Originally published in Northern Ohio Live, 2003
The school looks the same as I remember it, from 20 years ago. It’s a slit-faced red brick structure with tall narrow windows that don’t open, giving the place a fortress-like feel. The building folds inward, modern and stale at once, mired in 1971, a silent witness to white flight and the slow steady march of poverty, joblessness, and loss of hope.
The architect Paul Voinovich, who designed the school in the early 70’s, was the father of the soon-to-be mayor and now Senator George Voinovich. The building, with its fluorescent lighting and bright linoleum floors, is no longer half-empty as it was in 1980, when many parents of deaf children sent their youngsters to private schools to avoid the trials and tribulations of the city schools.
Today, I learn later, only some of the school is ‘deaf.’ Now there are classes for hearing children, too.
Walking upstairs in a waking dream, I weave into the main office. I half expect to see Laverne, the sassy opinionated young woman who held the place together as a secretary back in the early 80’s. Instead two other black women sit behind the high counter. One is occupied on the phone; the other looks at me with a wary expression and asks if I need some help.
“I have an unusual request,” I say, explaining my history as a young teacher in this very school and my desire to look around. “I’ll have to check with our principal. Just wait there.”
“She wants to see you,” the woman says a minute later and I am summoned toward a corner office on the other side of the secretary’s counter, trying to shake the feeling that I am in trouble, have done something bad or improper.
I’d wanted to see Mrs. Newsome, the heavy-set and honey-voiced woman who served as Assistant Principal years ago, who counseled me patiently during my first nerve-wracking year of teaching. But she’s probably long since retired, replaced by this small woman who shakes my hand without enthusiasm, a dead fish against my palm.

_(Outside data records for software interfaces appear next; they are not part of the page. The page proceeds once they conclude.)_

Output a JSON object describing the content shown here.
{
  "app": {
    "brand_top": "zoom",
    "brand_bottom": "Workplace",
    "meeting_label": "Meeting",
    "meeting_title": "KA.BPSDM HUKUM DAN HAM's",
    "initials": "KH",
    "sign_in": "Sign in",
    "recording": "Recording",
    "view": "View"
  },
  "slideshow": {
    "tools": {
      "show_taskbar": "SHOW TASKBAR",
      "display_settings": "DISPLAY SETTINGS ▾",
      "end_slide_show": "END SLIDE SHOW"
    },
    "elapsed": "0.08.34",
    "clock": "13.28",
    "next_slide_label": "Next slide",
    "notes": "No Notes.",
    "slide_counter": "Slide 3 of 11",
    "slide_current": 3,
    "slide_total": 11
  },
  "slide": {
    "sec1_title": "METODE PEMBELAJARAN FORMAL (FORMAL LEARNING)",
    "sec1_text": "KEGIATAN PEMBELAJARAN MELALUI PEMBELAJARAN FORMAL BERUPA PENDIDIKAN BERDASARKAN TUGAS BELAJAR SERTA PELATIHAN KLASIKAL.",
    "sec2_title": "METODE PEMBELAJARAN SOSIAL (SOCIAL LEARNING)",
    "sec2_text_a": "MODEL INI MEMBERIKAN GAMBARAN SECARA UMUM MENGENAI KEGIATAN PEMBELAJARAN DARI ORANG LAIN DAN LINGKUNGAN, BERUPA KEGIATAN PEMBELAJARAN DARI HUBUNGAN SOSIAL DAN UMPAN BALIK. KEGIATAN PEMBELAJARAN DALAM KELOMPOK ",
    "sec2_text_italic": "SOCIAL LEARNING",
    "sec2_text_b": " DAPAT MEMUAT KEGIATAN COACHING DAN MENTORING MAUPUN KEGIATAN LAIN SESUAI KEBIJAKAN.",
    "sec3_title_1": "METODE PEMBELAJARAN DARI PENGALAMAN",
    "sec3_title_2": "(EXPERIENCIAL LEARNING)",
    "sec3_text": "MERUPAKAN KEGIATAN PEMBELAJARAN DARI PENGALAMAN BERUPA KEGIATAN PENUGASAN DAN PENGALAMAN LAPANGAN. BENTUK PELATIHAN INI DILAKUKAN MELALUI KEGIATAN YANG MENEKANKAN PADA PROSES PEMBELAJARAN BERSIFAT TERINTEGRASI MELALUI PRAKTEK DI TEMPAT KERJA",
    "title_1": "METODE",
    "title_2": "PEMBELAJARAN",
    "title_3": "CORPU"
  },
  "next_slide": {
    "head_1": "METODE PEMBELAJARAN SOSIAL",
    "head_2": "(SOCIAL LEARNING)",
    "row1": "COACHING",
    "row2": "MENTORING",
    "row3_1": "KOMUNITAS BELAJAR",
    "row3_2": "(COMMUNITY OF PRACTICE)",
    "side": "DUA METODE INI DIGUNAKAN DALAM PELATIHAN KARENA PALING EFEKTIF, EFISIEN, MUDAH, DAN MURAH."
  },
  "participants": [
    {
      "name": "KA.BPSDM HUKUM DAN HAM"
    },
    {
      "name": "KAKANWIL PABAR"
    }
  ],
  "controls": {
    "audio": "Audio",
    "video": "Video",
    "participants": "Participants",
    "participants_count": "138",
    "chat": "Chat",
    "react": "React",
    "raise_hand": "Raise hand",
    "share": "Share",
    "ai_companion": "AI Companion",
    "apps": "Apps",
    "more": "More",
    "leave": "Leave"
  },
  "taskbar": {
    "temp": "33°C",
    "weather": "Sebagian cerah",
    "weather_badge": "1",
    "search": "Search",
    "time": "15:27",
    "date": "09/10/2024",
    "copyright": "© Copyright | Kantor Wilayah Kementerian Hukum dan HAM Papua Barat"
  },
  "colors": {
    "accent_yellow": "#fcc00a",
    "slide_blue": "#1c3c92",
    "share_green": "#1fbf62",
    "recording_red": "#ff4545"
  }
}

I’m a writer, researching a setting for a story, I explain. A writer who used to teach at this very school. A fictional story, I emphasize, about a deaf school. It’s true, I am trying to hatch a story, but I don’t share my background as an ‘op ed’ journalist for a Boston paper, or the fact I’m taking notes about her, and the few other people who populate this building on a quiet Friday afternoon, when the students have been dismissed early.
“Most of the teachers are in a meeting. But I’ll get the technology teacher. He’ll escort you around. So you’re just looking for impressions, just a feeling?”
“Exactly. The story is about a first year teacher of the deaf and his struggle to learn the ropes.” I don’t mention that my main character is gay–like me–or that the ‘story’ is nothing more than a vague impression in my mind. I don’t imagine that she cares, just so long as it’s fiction.
I thank her and a middle-aged man with a wide Slavic face and pale complexion comes in. He looks at me, scanning, rewinding files of memory, and nods in my direction. “Hi Rick,” I say, reintroducing myself as Bruce, a name I no longer use, part of my history like my memories of this school. The Principal smiles, too, for the first time. I realize she hasn’t given me her name–doesn’t want to end up as a character in my piece.
Rick was a shop teacher–with skinny white legs I remember from the student-staff volleyball game and thick coarse black hair, pasted on his head like a helmet. His hair is still thick, and he’s thickened around the waist, too, and sports a modest gut. Walking around the U-shaped second floor, he leads me to my former classroom, where I struggled to teach groups of junior-high aged deaf children about Math and Science, replacing a woman who had been at A.G. Bell for twenty-five or thirty years, who seemed older than my grandmothers.
There are no traces of me or my former students, “kids” who would be 36 or 38 today. Still, I’d recognize most of them on the street, I’m sure, their bored formerly-adolescent faces lined by life, but expressive, open, the way deaf people often are.
We walk into a resource room, stuffed with pictures of smiling kids–mostly brown and black faces. I ask him about white children–half the school’s population 20 years ago, and now, Chuck says, about 10 of 300. I look for a picture of this absent teacher I knew as a green eyed sharp-tongued woman of 30, with long reddish hair and a smile that sparkled in the school’s fluorescent light, but can’t find one. I wonder how life has touched her–gently marked her face or scratched and clawed her as experience and time often do.
The moments pass quickly–15 minutes or 30–and I feel the present calling me back, shifting plates of tectonic time, two decades sliding together and breaking apart. Chuck doesn’t say anyone has died, even Mrs. Brown, the supervising teacher who retired at the end of my first year and seemed ancient, even then. How lucky we all are.
We shake hands–I’ve taken up too much of his lunch period. Walking out through the dark glass doors I inhale and taste a hint of spring in the February air. I think of that sharp-tongued woman and Rick, and others I’ve almost forgotten, who’ve taught in this sealed box while I’ve changed careers, and hometowns, restless as the teenagers I tried to teach.
Pulling out of the parking lot, I head east, knowing I was one of a hundred transients passing through, leaving less of an impact on this building than the winter winds, which swirl past the slatted bricks and stingy windows, leaving no impression.
©2003 Judah Leblang